In the first post-Soviet-era Olympic games in 1992, the "Dream Team”— a group of superstar NBA basketball players— swept away all opposition, going on to win the gold medal for the USA. The team’s unquestionable dominance coincided with, and reflected, a new era of global politics, embodied in the U.S technological and environmental assault on Iraq a year prior.

Aivazian’s film draws parallels between these two events as paradigm shifts in hard and soft power, exploring the celebration of violence that occurs in the passing of the torch, both literal and metaphorical. Fire is the main trans-historical narrative motor here, a fire only momentarily contained, only partially domesticated, but repeatedly mobilised, since its theft from the heights of Mount Olympus, to its unleashing on the oil fields of Kuwait.

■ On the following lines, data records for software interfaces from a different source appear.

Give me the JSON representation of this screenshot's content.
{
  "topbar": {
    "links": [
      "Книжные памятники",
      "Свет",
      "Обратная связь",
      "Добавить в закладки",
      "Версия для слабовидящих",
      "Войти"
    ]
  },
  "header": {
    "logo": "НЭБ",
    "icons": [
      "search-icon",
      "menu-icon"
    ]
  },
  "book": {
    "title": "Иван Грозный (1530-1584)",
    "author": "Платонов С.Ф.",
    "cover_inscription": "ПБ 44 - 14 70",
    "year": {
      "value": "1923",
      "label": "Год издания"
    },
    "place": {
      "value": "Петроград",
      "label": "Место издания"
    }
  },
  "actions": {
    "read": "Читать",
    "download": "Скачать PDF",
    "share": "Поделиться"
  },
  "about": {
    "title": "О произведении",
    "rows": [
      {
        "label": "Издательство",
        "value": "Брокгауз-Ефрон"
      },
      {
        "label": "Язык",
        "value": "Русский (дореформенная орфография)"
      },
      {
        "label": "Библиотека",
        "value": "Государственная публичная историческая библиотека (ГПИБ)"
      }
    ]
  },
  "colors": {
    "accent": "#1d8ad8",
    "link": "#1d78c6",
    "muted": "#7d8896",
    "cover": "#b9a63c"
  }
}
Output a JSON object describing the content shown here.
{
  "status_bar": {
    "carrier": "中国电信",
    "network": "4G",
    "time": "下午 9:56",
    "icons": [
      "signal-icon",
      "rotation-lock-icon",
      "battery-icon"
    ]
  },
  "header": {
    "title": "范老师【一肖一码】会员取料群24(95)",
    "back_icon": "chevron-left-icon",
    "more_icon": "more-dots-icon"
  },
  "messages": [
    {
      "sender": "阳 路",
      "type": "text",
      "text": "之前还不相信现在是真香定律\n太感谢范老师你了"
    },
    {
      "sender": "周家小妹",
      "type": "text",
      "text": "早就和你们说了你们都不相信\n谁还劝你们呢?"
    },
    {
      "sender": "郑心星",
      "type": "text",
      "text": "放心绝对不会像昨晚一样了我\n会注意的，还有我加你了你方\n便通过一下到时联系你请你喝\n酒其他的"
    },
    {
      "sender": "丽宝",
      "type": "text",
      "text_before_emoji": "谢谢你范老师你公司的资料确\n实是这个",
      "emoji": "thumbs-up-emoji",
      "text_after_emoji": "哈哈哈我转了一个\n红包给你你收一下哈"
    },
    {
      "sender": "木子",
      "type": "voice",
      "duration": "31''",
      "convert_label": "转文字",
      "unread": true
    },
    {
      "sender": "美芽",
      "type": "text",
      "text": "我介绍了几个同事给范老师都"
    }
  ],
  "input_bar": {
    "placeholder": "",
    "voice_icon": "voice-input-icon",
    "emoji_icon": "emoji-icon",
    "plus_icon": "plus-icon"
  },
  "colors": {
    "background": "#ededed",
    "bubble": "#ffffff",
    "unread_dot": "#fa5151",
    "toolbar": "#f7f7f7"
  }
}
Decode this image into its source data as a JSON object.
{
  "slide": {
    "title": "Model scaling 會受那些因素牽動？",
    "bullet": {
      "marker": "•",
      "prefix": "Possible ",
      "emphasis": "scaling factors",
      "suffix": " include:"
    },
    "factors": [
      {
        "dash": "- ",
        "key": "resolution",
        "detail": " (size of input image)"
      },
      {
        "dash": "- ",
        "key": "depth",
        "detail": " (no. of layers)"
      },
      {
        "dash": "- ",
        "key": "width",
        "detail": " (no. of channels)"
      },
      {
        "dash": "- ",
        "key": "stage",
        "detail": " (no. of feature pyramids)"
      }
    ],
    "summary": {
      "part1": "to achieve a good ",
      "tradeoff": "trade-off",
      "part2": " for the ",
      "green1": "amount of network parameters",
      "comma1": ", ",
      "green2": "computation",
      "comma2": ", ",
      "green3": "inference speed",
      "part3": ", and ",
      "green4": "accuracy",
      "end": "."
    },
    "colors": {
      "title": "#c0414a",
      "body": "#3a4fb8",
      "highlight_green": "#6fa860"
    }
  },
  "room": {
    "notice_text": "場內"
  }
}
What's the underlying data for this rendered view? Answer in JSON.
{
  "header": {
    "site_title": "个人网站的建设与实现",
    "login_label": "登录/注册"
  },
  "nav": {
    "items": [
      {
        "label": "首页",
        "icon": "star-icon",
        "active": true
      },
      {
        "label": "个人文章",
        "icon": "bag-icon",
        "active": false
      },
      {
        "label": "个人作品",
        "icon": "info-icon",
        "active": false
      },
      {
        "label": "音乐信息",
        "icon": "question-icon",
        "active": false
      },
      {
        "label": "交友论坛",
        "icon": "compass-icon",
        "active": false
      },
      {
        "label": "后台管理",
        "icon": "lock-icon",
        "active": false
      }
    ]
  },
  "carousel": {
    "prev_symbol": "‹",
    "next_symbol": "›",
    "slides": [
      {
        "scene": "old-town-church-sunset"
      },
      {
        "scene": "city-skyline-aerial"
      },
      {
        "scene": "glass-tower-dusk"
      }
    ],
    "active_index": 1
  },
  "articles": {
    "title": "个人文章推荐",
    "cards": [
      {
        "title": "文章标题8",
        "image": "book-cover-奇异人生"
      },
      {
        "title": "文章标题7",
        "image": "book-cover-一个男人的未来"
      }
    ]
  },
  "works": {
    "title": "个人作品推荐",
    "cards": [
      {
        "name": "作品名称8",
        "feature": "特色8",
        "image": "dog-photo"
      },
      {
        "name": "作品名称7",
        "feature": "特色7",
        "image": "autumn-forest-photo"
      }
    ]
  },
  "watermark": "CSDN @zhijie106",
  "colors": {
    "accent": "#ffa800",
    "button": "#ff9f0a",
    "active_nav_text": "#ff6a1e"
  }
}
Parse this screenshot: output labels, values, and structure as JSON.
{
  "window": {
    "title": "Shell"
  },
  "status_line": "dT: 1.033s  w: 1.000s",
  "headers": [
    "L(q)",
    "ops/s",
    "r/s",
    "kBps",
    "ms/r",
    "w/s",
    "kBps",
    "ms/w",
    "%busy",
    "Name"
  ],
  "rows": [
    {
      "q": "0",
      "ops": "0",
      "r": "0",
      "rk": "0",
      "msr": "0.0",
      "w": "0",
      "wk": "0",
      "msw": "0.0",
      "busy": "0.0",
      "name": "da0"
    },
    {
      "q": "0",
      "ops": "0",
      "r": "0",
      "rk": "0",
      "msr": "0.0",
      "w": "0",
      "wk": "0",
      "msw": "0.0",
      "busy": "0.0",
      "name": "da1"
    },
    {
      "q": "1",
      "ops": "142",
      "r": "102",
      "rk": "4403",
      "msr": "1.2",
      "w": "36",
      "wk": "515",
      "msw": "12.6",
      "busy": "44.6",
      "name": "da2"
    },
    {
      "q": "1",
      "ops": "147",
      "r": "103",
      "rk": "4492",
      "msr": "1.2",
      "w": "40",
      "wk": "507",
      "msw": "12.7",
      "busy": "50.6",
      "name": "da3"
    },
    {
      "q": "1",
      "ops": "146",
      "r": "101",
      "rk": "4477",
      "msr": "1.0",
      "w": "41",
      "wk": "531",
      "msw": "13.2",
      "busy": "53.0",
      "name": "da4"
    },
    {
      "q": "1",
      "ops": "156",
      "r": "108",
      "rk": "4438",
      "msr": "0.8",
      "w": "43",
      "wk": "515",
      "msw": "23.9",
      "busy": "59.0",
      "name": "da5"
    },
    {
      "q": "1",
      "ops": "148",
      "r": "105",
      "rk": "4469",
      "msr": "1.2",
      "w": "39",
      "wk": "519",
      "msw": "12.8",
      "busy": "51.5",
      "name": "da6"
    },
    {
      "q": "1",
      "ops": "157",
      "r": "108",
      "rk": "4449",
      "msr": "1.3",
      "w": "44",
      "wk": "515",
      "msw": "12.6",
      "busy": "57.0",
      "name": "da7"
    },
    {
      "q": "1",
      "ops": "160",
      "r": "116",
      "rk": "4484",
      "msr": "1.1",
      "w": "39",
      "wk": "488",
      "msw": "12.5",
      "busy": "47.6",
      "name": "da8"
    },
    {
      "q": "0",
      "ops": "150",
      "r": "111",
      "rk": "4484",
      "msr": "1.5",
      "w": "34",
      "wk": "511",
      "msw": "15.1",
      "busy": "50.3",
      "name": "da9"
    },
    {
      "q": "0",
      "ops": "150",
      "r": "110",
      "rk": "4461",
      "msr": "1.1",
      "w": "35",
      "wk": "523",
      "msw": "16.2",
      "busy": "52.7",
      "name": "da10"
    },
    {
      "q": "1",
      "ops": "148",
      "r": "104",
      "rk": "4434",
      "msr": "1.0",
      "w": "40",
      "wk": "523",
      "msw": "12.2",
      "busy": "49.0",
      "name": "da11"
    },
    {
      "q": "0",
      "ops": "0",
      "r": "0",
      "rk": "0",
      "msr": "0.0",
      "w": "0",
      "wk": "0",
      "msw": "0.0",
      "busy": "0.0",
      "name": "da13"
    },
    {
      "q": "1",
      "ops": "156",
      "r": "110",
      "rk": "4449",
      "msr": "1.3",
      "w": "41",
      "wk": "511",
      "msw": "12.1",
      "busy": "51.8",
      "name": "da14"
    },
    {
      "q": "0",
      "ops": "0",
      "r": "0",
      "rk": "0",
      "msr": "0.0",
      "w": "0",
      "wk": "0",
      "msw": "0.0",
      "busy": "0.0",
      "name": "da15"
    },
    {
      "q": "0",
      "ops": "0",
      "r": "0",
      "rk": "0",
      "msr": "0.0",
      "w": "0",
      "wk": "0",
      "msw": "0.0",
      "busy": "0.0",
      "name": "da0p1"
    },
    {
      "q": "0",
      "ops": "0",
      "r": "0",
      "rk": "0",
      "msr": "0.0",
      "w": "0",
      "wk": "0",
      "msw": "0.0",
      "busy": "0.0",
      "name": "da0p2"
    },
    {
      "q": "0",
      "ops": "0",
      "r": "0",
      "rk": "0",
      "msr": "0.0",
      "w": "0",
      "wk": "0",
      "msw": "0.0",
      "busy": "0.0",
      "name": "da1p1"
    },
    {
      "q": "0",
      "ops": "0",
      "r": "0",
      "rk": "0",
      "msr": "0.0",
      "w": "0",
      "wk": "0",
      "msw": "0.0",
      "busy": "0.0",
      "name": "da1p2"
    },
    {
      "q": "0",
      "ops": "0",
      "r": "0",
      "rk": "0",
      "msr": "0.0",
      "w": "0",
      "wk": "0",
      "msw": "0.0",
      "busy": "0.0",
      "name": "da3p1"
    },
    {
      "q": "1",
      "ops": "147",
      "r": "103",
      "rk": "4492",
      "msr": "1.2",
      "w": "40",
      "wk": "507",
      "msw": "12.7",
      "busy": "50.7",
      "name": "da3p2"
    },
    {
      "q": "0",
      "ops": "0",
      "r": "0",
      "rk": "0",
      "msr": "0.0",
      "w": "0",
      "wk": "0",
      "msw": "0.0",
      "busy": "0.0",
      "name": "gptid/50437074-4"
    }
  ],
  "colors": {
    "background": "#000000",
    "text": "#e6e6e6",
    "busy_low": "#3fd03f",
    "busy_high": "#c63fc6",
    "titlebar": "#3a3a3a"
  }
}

Using mainly found footage, the film splices multiple scales, from lighting speed technological warfare, to unfathomably permanent environmental damage, from the lighting of ancient fires by channeling solar explosions occurred light years in the past, to grains of sand speckled with the chemical warfare testing the future. Besides the technicity ignited by the discovery of fire, the film also surveys the extractive impulses that weaponise other technologies, from black oil to black bodies, from the ability to track missiles and people to the ability to conceal a plane, or a motive, or a war crime.